But Applejack brings in her friends. She begins making cider faster and faster, and the Flim-Flam Brothers abandon their quality controls to win the contest. This is the key moment of the episode, when Rainbow Dash (as always our voice of modernity and cynicism) suggests that the Apples do likewise, and Applejack refuses. The Flim-Flam Brothers win the contest, but after the townsfolk taste their cider, they’re driven out of town, and thanks to the contest there’s enough Apple family cider for everyone.

At no point do the Flim-Flam Brothers lie. At no point do they cheat or steal or break a promise. Under the rules of business ethics they have done nothing wrong. And yet as I said their introductory musical number depicts them as con men, and the episode as a whole is clearly structured with them as villains. This moment is the reason why: Because unlike Applejack, they are good at business, and as such they are completely willing to sacrifice quality (or anything else) at a moment’s notice. They are rational in the economic sense, willing to do what it takes to get what they want, and what they want is to make money and to win.

Put another way: Applejack is a farmer who uses money as a means to maintain her farm, to the end of producing products such as cider. The Flim-Flam Brothers are businessmen who use cider as a means to make money. They are alienated from the product of their work (and yes, I am aware of the irony that this is not only despite but because they own the means of production), caring neither about its quality nor the happiness of their customers so long as they can get money out of it. Remember again Scrooge’s invisible army of employees, the fact that he never seems to engage with the actual work his businesses do, but rather goes off to microscopically increase his wealth with treasure hunts that take weeks and probably do not involve more than a couple of million in profit per trip, a fraction of a percent of what a single large-scale contract could earn him, and contrast to this Applejack, who gets her hands dirty, who values her creation not for what it can get her, not so that she can swim in a big bin of money, but because it is, in itself, a thing of value and worth.

The villainy of the Flim-Flam Brothers is that they value nothing for itself, only for what it can get them. They are the essence of capitalism, the price of setting a price for everything–a core assumption of capitalism is that everything has a monetary value and can be substituted for something else of equal monetary value, so there exists some quantity of potatoes worth giving up all your dreams for. So of course, in the end, we cannot have the moral spelled out for us. We must have Applejack simply declare that she learned nothing, because she really did know it all along, as we all do: business ethics aren’t ethical.

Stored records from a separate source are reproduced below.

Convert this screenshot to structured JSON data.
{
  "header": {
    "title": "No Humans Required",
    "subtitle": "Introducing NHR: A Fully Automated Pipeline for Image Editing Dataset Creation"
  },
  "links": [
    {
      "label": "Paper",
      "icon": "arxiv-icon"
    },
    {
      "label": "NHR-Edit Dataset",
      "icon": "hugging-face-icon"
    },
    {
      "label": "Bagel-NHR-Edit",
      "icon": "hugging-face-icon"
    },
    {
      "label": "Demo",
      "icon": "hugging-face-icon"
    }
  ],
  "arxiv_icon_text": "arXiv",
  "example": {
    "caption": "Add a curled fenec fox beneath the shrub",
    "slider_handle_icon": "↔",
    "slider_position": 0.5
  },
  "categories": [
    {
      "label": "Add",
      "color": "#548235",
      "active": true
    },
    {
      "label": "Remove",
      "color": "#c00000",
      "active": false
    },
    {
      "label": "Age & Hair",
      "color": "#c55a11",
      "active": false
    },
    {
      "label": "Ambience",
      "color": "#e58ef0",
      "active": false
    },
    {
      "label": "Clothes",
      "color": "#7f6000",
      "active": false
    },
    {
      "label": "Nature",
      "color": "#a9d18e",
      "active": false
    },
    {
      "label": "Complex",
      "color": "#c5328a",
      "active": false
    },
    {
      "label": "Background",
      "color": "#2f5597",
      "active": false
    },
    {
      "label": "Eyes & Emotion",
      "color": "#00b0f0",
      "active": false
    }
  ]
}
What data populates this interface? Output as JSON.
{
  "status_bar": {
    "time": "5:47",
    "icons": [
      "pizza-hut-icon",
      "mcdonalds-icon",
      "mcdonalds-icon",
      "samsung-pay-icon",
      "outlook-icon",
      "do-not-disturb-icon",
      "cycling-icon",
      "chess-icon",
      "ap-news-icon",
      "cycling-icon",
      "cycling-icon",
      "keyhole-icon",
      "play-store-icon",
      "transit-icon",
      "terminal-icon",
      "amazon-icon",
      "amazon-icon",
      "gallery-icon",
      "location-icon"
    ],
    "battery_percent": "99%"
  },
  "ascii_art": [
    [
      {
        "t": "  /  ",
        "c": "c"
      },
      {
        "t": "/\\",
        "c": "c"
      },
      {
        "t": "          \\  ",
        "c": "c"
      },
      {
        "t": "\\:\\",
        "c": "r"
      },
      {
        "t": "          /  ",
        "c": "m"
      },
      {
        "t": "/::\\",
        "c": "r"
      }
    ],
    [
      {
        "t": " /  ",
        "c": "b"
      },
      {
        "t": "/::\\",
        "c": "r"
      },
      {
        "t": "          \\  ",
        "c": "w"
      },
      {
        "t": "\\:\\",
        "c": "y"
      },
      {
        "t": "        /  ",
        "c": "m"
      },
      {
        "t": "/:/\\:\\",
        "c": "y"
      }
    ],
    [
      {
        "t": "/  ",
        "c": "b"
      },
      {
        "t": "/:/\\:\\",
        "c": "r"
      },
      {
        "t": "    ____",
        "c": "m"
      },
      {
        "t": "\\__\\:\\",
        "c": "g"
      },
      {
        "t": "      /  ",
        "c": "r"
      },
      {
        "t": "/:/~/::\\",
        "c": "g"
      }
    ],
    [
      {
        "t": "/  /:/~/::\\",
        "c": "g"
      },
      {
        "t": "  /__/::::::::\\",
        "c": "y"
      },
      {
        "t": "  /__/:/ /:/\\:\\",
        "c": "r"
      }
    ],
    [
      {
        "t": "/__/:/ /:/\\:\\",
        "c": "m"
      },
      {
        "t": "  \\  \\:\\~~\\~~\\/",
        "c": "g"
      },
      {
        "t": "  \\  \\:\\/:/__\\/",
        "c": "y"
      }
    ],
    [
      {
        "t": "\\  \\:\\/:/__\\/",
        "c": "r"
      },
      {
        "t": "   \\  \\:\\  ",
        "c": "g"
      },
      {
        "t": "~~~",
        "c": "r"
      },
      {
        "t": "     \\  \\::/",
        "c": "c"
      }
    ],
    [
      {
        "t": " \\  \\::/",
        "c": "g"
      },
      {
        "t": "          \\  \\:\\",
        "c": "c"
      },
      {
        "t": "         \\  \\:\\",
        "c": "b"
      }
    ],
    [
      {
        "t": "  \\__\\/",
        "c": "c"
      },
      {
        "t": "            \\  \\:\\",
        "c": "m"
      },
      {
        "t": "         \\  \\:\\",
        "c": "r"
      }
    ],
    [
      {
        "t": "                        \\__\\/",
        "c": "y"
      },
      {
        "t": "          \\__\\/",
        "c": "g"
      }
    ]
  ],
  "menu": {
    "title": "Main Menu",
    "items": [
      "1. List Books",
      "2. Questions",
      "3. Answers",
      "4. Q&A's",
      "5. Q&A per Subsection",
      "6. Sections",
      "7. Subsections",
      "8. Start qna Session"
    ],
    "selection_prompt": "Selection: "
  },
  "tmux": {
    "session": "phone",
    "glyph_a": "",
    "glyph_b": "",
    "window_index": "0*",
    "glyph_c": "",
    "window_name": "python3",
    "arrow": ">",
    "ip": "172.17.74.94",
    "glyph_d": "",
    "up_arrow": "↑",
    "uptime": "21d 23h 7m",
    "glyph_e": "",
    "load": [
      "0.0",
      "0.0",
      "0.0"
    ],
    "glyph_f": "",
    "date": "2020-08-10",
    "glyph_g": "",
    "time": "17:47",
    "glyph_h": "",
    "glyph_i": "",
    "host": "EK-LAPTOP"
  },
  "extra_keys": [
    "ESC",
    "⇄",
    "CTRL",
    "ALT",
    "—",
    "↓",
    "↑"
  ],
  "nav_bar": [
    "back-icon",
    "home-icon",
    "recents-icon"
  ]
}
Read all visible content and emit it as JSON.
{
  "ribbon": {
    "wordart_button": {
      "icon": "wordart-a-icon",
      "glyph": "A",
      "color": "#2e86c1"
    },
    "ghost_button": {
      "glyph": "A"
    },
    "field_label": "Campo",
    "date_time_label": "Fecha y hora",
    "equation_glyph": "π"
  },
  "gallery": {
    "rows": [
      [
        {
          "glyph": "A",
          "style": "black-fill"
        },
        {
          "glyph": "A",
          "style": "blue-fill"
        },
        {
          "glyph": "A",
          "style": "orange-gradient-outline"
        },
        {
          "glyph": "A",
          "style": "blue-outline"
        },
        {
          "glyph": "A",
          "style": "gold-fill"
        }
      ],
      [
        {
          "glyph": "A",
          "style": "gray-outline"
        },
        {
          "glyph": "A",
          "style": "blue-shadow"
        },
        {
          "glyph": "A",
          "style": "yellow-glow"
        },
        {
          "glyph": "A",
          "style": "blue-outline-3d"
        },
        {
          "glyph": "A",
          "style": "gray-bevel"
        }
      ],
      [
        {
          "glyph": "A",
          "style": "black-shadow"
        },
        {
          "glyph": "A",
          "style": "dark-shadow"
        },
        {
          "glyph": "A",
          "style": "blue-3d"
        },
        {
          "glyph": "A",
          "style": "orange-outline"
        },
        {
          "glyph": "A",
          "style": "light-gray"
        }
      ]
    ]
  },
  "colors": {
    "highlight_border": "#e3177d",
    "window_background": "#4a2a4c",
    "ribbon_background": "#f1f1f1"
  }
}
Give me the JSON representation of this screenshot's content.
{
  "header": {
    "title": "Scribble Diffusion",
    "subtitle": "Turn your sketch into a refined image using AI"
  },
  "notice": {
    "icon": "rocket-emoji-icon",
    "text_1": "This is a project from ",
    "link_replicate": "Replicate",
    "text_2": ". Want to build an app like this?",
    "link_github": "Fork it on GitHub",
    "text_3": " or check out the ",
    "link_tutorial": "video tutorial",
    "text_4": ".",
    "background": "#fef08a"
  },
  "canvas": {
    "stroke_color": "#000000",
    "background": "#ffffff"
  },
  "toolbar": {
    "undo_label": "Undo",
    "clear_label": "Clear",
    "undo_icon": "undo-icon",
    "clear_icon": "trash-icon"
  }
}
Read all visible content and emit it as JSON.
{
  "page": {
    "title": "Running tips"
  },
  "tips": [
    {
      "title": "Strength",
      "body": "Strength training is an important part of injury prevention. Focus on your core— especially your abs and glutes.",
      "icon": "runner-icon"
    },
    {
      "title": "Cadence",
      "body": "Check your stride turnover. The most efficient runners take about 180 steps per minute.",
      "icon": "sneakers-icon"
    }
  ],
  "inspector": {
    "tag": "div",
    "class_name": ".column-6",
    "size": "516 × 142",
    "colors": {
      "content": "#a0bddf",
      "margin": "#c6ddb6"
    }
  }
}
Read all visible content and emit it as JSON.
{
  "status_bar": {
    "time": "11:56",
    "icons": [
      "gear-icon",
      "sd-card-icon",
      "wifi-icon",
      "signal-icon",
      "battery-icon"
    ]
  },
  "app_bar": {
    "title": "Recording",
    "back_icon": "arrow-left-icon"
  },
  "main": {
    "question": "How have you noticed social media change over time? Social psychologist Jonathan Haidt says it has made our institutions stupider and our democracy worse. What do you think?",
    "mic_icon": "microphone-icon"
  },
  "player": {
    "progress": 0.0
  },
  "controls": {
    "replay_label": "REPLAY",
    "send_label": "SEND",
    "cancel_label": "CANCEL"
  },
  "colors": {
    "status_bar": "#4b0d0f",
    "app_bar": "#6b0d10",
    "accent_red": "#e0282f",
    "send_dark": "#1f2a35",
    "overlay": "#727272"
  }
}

Honesty alone is not enough to be good; it must bring in its friends, such as kindness and generosity and loyalty and laughter–it must involve compassion, caring about what you’re doing–to balance itself.

The fundamental difference between Equestria and our world is not magic, it’s not the talking animals, it’s not even the filter of self-censorship necessary in making a show for children. It is simply that in our world, the Flim-Flam Brothers are in charge.

Next Week: A less depressing episode, as Rainbow Dash is temporarily crippled in an accident and utterly cut off from everything she loves.